Optimal control of hybrid systems
We have developed multiparametric optimization algorithms and solved optimal control problems for a variety of discrete-time dynamical systems such as markov jump linear systems and switched linear systems subject to control and state constraints. The approach relies on the formulation of the optimal control problems in a dynamic programming framework and the solution of the dynamic programming subproblems via in-house developed multiparametric programming algorithms. The methods led to the solution of some optimal control problems that have never been tackled in the literature or thought to be intractable. Furthermore, the solution to these optimal control problems is computed off-line thus making the techniques applicable to systems with fast dynamics.
Optimal control of nonlinear distributed parameter systems
The radial basis function neural network architecture has been used to model the dynamics of Distributed Parameter Systems (DPSs). Two pure data driving schemes which do not require knowledge of the governing equations have been developed.

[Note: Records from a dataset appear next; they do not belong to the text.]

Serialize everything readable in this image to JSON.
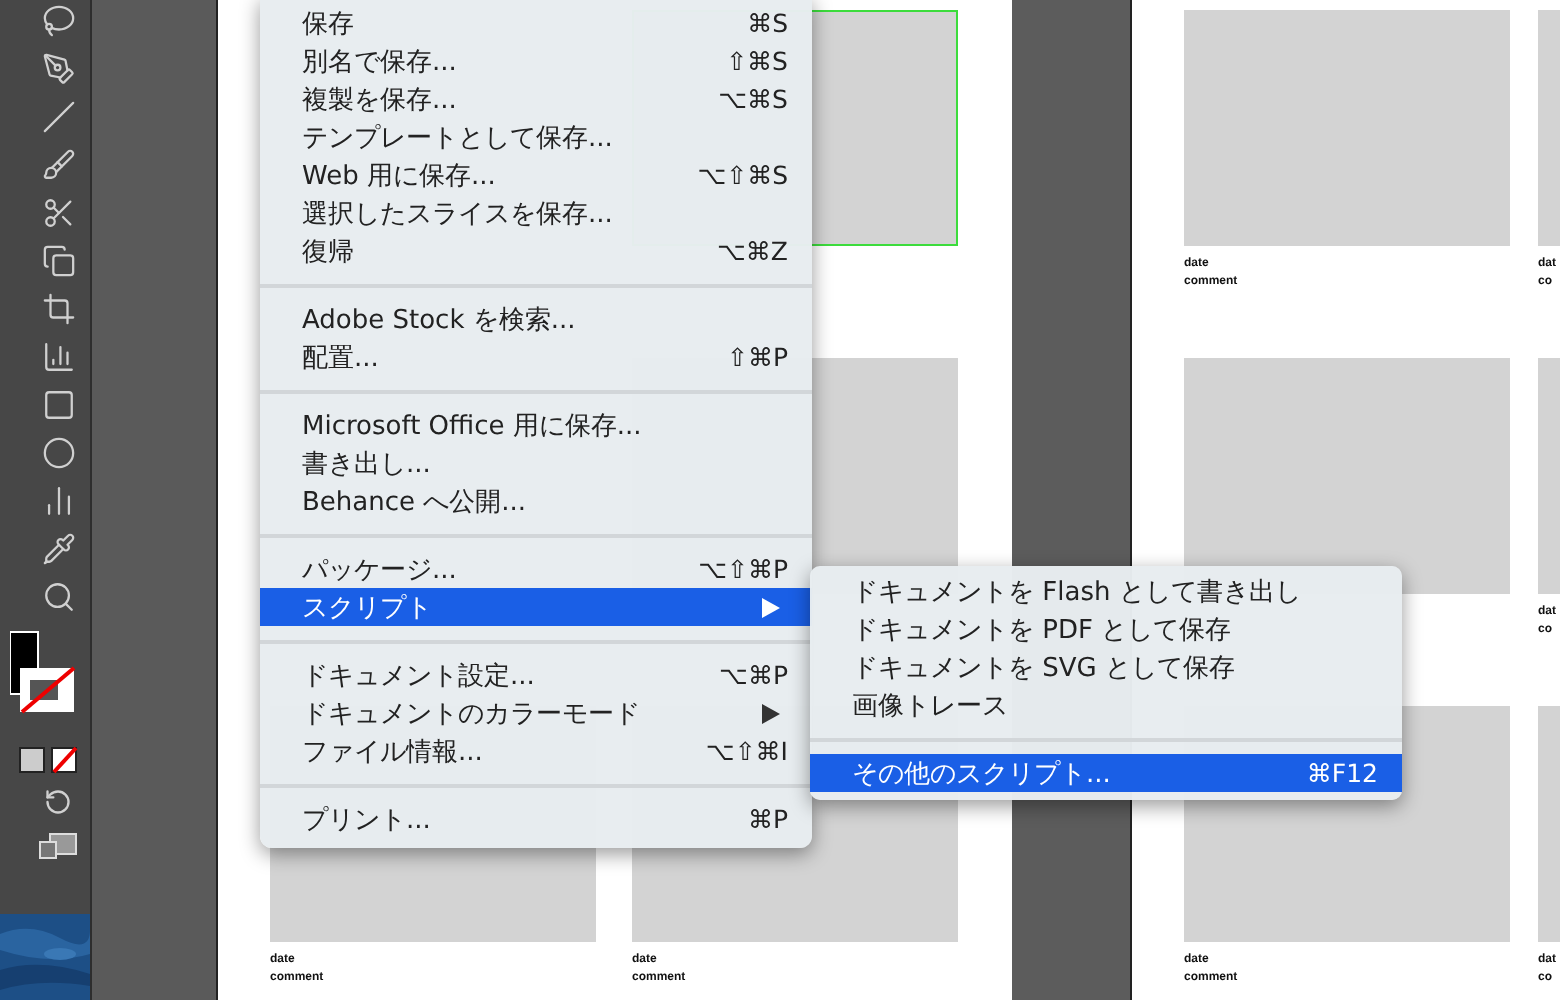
{
  "menu": {
    "groups": [
      [
        {
          "label": "保存",
          "shortcut": "⌘S",
          "submenu": false,
          "selected": false
        },
        {
          "label": "別名で保存...",
          "shortcut": "⇧⌘S",
          "submenu": false,
          "selected": false
        },
        {
          "label": "複製を保存...",
          "shortcut": "⌥⌘S",
          "submenu": false,
          "selected": false
        },
        {
          "label": "テンプレートとして保存...",
          "submenu": false,
          "selected": false
        },
        {
          "label": "Web 用に保存...",
          "shortcut": "⌥⇧⌘S",
          "submenu": false,
          "selected": false
        },
        {
          "label": "選択したスライスを保存...",
          "submenu": false,
          "selected": false
        },
        {
          "label": "復帰",
          "shortcut": "⌥⌘Z",
          "submenu": false,
          "selected": false
        }
      ],
      [
        {
          "label": "Adobe Stock を検索...",
          "submenu": false,
          "selected": false
        },
        {
          "label": "配置...",
          "shortcut": "⇧⌘P",
          "submenu": false,
          "selected": false
        }
      ],
      [
        {
          "label": "Microsoft Office 用に保存...",
          "submenu": false,
          "selected": false
        },
        {
          "label": "書き出し...",
          "submenu": false,
          "selected": false
        },
        {
          "label": "Behance へ公開...",
          "submenu": false,
          "selected": false
        }
      ],
      [
        {
          "label": "パッケージ...",
          "shortcut": "⌥⇧⌘P",
          "submenu": false,
          "selected": false
        },
        {
          "label": "スクリプト",
          "submenu": true,
          "selected": true
        }
      ],
      [
        {
          "label": "ドキュメント設定...",
          "shortcut": "⌥⌘P",
          "submenu": false,
          "selected": false
        },
        {
          "label": "ドキュメントのカラーモード",
          "submenu": true,
          "selected": false
        },
        {
          "label": "ファイル情報...",
          "shortcut": "⌥⇧⌘I",
          "submenu": false,
          "selected": false
        }
      ],
      [
        {
          "label": "プリント...",
          "shortcut": "⌘P",
          "submenu": false,
          "selected": false
        }
      ]
    ]
  },
  "submenu": {
    "groups": [
      [
        {
          "label": "ドキュメントを Flash として書き出し",
          "selected": false
        },
        {
          "label": "ドキュメントを PDF として保存",
          "selected": false
        },
        {
          "label": "ドキュメントを SVG として保存",
          "selected": false
        },
        {
          "label": "画像トレース",
          "selected": false
        }
      ],
      [
        {
          "label": "その他のスクリプト...",
          "shortcut": "⌘F12",
          "selected": true
        }
      ]
    ]
  },
  "artboards": [
    {
      "cards": [
        {
          "kind": "covered"
        },
        {
          "kind": "card",
          "selected": true
        },
        {
          "kind": "covered"
        },
        {
          "kind": "card",
          "selected": false
        },
        {
          "kind": "card",
          "selected": false,
          "date": "date",
          "comment": "comment"
        },
        {
          "kind": "card",
          "selected": false,
          "date": "date",
          "comment": "comment"
        }
      ]
    },
    {
      "cards": [
        {
          "kind": "card",
          "selected": false,
          "date": "date",
          "comment": "comment"
        },
        {
          "kind": "card",
          "selected": false,
          "date": "dat",
          "comment": "co"
        },
        {
          "kind": "card",
          "selected": false
        },
        {
          "kind": "card",
          "selected": false,
          "date": "dat",
          "comment": "co"
        },
        {
          "kind": "card",
          "selected": false,
          "date": "date",
          "comment": "comment"
        },
        {
          "kind": "card",
          "selected": false,
          "date": "dat",
          "comment": "co"
        }
      ]
    }
  ]
}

In the first method, the neural network methodology generates the full model of the system that is able to predict the process outputs at any spatial point. Past values of the process inputs and the coordinates of the specific location provide the input information to the model. The second method uses empirical basis functions produced by the Singular Value Decomposition (SVD) on the snapshot matrix to describe the spatial behavior of the system, while the neural network model is used to estimate only the temporal coefficients. The models produced by both methods are then implemented in Model Predictive Control (MPC) configurations, suitable for constrained DPSs. An alternative control strategy has been developed by transforming the nonlinear model into a nonlinear state space formulation, which in turn is used for deriving a robust H control law.

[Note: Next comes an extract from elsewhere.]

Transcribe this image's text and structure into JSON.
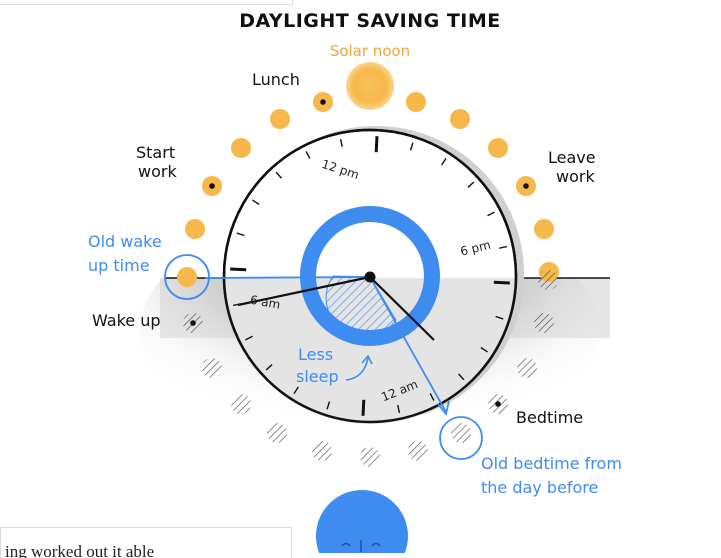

Fuzzy model predictive control
A popular methodology has been developed based on a dynamic fuzzy model of the process to be controlled, which is used for predicting the future behavior of the output variables. A nonlinear optimization problem is then formulated, which minimizes the difference between the model predictions and the desired trajectory over the prediction horizon and the control energy over a shorter control horizon. The problem is solved on line using a specially designed genetic algorithm, which has a number of advantages over conventional nonlinear optimization techniques. The method can be used with any type of fuzzy model and is particularly useful when a direct fuzzy controller cannot be designed due to the complexity of the process and the difficulty in developing fuzzy control rules.
Production planning and inventory control

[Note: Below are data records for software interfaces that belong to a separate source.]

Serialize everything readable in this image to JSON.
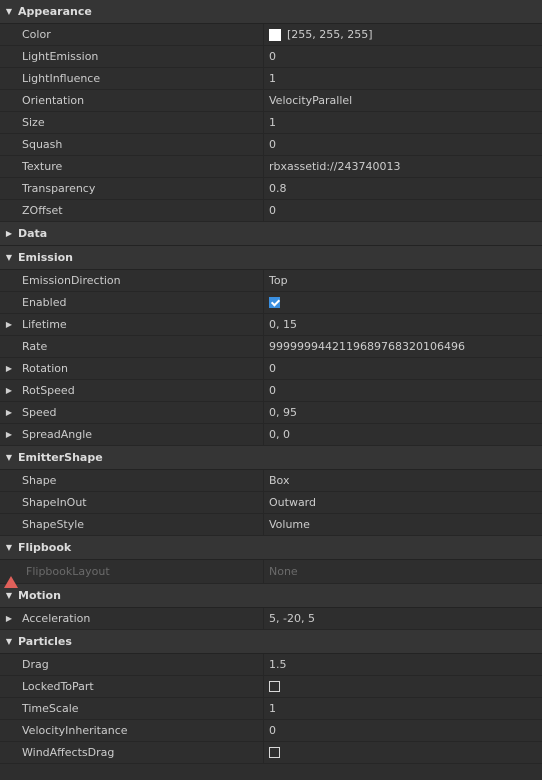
{
  "sections": {
    "appearance": {
      "title": "Appearance",
      "color": {
        "label": "Color",
        "value": "[255, 255, 255]",
        "swatch": "#ffffff"
      },
      "light_emission": {
        "label": "LightEmission",
        "value": "0"
      },
      "light_influence": {
        "label": "LightInfluence",
        "value": "1"
      },
      "orientation": {
        "label": "Orientation",
        "value": "VelocityParallel"
      },
      "size": {
        "label": "Size",
        "value": "1"
      },
      "squash": {
        "label": "Squash",
        "value": "0"
      },
      "texture": {
        "label": "Texture",
        "value": "rbxassetid://243740013"
      },
      "transparency": {
        "label": "Transparency",
        "value": "0.8"
      },
      "zoffset": {
        "label": "ZOffset",
        "value": "0"
      }
    },
    "data": {
      "title": "Data"
    },
    "emission": {
      "title": "Emission",
      "emission_direction": {
        "label": "EmissionDirection",
        "value": "Top"
      },
      "enabled": {
        "label": "Enabled",
        "checked": true
      },
      "lifetime": {
        "label": "Lifetime",
        "value": "0, 15"
      },
      "rate": {
        "label": "Rate",
        "value": "9999999442119689768320106496"
      },
      "rotation": {
        "label": "Rotation",
        "value": "0"
      },
      "rot_speed": {
        "label": "RotSpeed",
        "value": "0"
      },
      "speed": {
        "label": "Speed",
        "value": "0, 95"
      },
      "spread_angle": {
        "label": "SpreadAngle",
        "value": "0, 0"
      }
    },
    "emitter_shape": {
      "title": "EmitterShape",
      "shape": {
        "label": "Shape",
        "value": "Box"
      },
      "shape_in_out": {
        "label": "ShapeInOut",
        "value": "Outward"
      },
      "shape_style": {
        "label": "ShapeStyle",
        "value": "Volume"
      }
    },
    "flipbook": {
      "title": "Flipbook",
      "flipbook_layout": {
        "label": "FlipbookLayout",
        "value": "None"
      }
    },
    "motion": {
      "title": "Motion",
      "acceleration": {
        "label": "Acceleration",
        "value": "5, -20, 5"
      }
    },
    "particles": {
      "title": "Particles",
      "drag": {
        "label": "Drag",
        "value": "1.5"
      },
      "locked_to_part": {
        "label": "LockedToPart",
        "checked": false
      },
      "time_scale": {
        "label": "TimeScale",
        "value": "1"
      },
      "velocity_inheritance": {
        "label": "VelocityInheritance",
        "value": "0"
      },
      "wind_affects_drag": {
        "label": "WindAffectsDrag",
        "checked": false
      }
    }
  },
  "colors": {
    "background": "#2e2e2e",
    "section_header": "#353535",
    "checkbox_checked": "#3a8fe0",
    "warning": "#e0605a"
  }
}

New methodologies based on control theory have been developed. An adaptation method for the online identification of lead time is incorporated in production-inventory control systems. Based on the lead time estimate, the tuning parameters are updated in real time to improve the efficiency of the system. Combination of the adaptive scheme with a proportional control law is able to eliminate the inventory drift that appears when the actual lead time is not known in advance or when it varies with time. An adaptive MPC configuration has also been developed for the identification and control of production-inventory systems. The time varying dynamic behavior of the production process is approximated by an adaptive Finite Impulse Response (FIR) model. The well known Recursive Least Squares (RLS) method is used for the on line identification of the model coefficients. The adapted model along with a smoothed estimation of the future customer demand, are used to predict inventory levels over the optimization horizon. The proposed scheme is able to eliminate the inventory drift and suppress the bullwhip effect. We have developed software tools for obtaining optimal production plans for the food, petrochemical and pulp and paper industries.